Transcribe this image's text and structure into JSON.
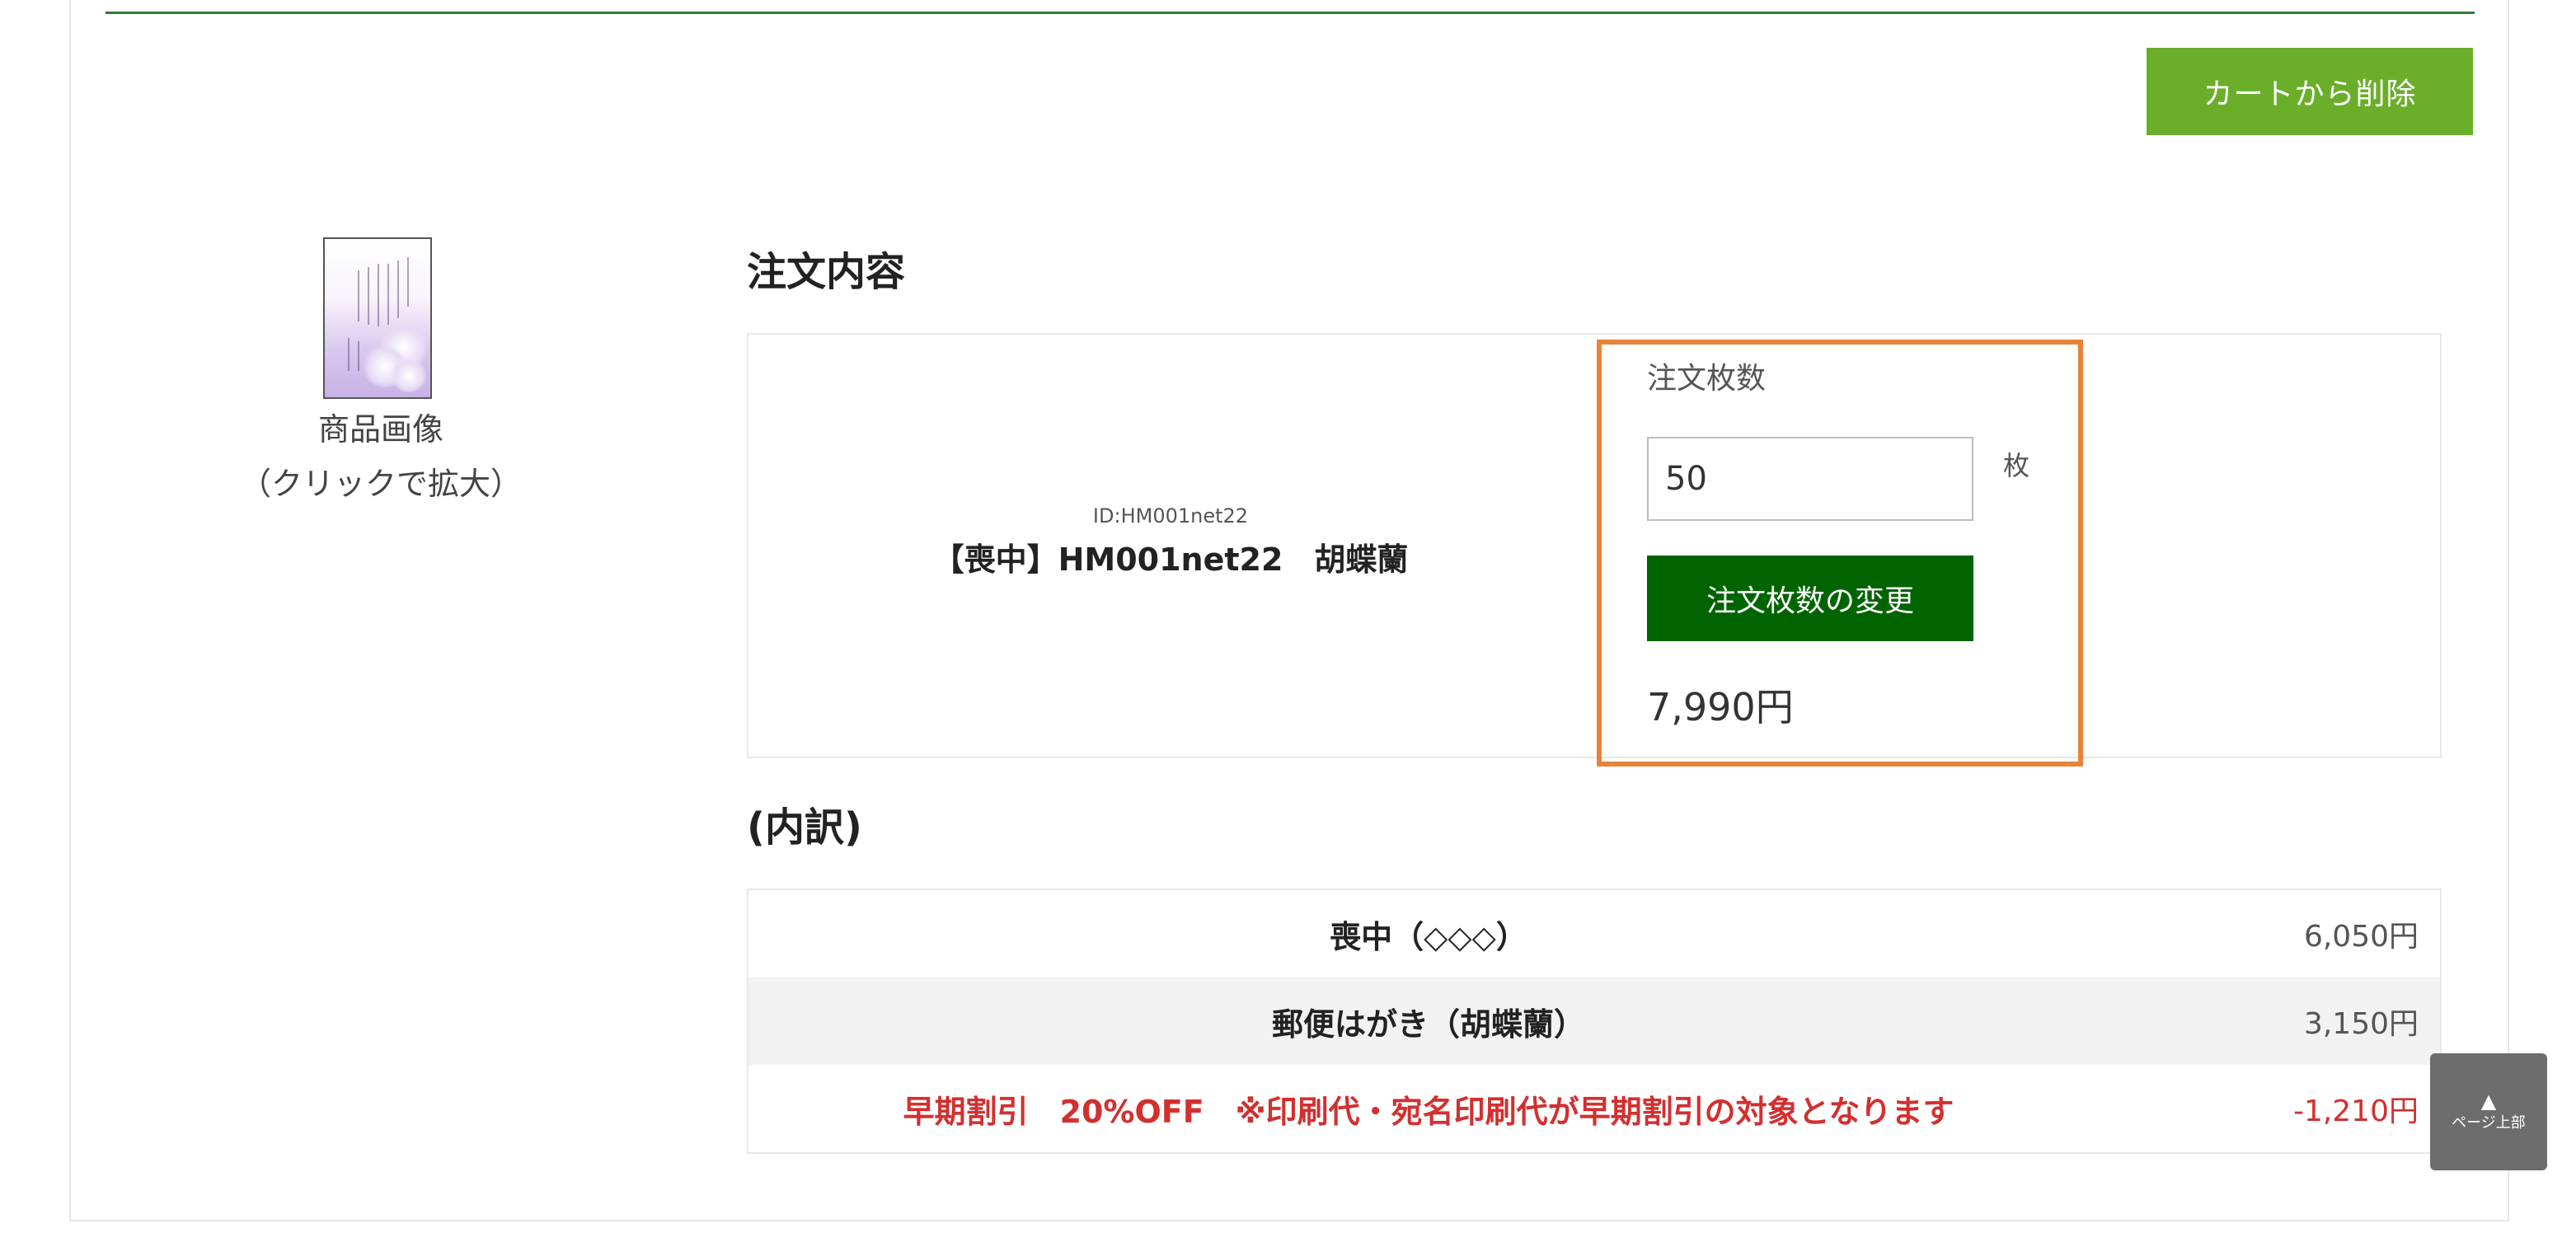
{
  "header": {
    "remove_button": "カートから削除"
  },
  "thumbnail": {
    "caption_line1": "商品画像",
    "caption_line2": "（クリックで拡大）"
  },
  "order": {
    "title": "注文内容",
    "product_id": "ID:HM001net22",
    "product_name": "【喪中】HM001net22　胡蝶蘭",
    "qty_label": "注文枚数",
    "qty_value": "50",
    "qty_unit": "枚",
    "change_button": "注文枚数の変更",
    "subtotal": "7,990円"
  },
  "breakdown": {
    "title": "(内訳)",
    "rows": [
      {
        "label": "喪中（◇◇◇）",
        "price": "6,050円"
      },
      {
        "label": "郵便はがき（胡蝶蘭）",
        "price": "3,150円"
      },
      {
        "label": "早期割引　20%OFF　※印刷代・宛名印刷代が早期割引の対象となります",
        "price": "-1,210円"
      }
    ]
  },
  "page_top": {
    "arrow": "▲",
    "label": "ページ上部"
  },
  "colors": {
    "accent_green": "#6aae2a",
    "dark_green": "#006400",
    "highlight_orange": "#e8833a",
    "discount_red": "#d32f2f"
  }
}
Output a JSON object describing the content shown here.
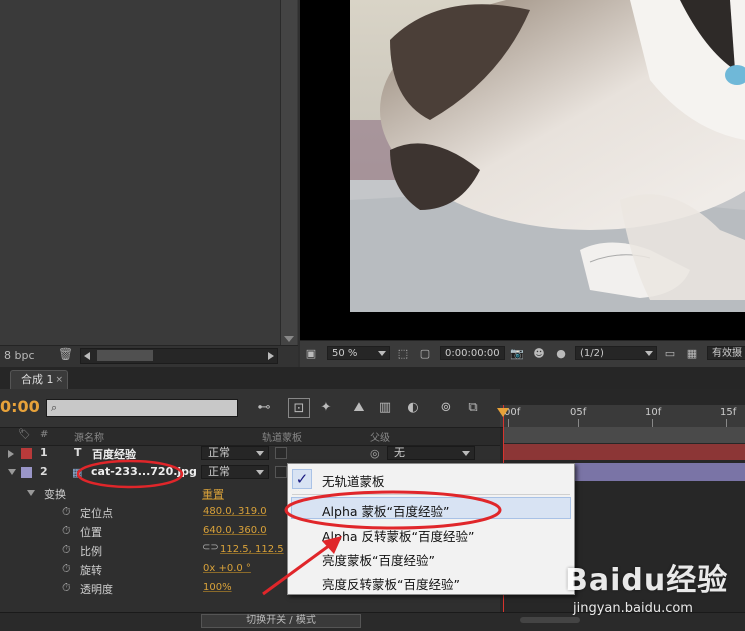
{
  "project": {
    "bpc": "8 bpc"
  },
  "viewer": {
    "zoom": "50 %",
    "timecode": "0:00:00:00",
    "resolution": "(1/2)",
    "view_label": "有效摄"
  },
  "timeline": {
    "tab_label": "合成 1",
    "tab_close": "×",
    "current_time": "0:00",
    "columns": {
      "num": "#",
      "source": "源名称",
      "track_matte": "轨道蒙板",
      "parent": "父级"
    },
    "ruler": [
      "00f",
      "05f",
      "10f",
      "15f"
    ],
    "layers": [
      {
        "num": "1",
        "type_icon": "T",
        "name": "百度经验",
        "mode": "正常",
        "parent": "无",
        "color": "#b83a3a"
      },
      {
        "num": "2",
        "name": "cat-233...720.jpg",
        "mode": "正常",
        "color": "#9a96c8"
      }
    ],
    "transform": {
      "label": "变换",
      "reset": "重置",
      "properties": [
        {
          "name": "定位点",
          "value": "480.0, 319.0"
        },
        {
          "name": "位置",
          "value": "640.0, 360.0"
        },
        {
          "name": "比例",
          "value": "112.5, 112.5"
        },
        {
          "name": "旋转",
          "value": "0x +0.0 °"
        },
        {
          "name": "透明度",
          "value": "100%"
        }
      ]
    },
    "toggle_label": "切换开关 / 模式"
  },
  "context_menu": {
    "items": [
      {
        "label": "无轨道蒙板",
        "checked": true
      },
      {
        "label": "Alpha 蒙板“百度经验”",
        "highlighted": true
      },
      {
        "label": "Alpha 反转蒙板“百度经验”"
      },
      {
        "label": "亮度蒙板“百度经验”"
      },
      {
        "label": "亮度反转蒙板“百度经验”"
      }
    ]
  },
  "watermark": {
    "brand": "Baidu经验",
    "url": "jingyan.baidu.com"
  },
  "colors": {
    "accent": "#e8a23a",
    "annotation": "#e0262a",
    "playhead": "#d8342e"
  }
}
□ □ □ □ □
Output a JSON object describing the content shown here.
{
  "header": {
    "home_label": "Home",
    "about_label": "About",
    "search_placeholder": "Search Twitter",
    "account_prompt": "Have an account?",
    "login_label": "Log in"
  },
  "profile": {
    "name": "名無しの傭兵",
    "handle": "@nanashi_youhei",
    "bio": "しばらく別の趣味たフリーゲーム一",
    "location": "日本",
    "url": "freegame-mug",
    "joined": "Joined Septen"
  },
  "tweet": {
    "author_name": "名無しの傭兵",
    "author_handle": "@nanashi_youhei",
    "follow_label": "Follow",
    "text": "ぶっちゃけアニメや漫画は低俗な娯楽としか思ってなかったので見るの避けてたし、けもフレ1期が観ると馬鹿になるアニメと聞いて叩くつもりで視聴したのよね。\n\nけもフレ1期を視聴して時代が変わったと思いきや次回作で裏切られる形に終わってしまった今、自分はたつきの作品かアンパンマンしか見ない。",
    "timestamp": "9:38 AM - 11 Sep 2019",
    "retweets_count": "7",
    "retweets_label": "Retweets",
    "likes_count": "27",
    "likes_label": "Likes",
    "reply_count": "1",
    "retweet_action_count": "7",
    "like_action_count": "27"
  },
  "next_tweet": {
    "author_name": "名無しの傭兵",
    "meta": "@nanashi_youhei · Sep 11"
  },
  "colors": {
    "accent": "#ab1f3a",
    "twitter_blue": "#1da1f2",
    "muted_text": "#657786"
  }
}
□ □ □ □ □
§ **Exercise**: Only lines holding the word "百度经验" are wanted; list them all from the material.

§ **Output**:
        "name": "百度经验",
        "label": "Alpha 蒙板“百度经验”",
        "label": "Alpha 反转蒙板“百度经验”"
        "label": "亮度蒙板“百度经验”"
        "label": "亮度反转蒙板“百度经验”"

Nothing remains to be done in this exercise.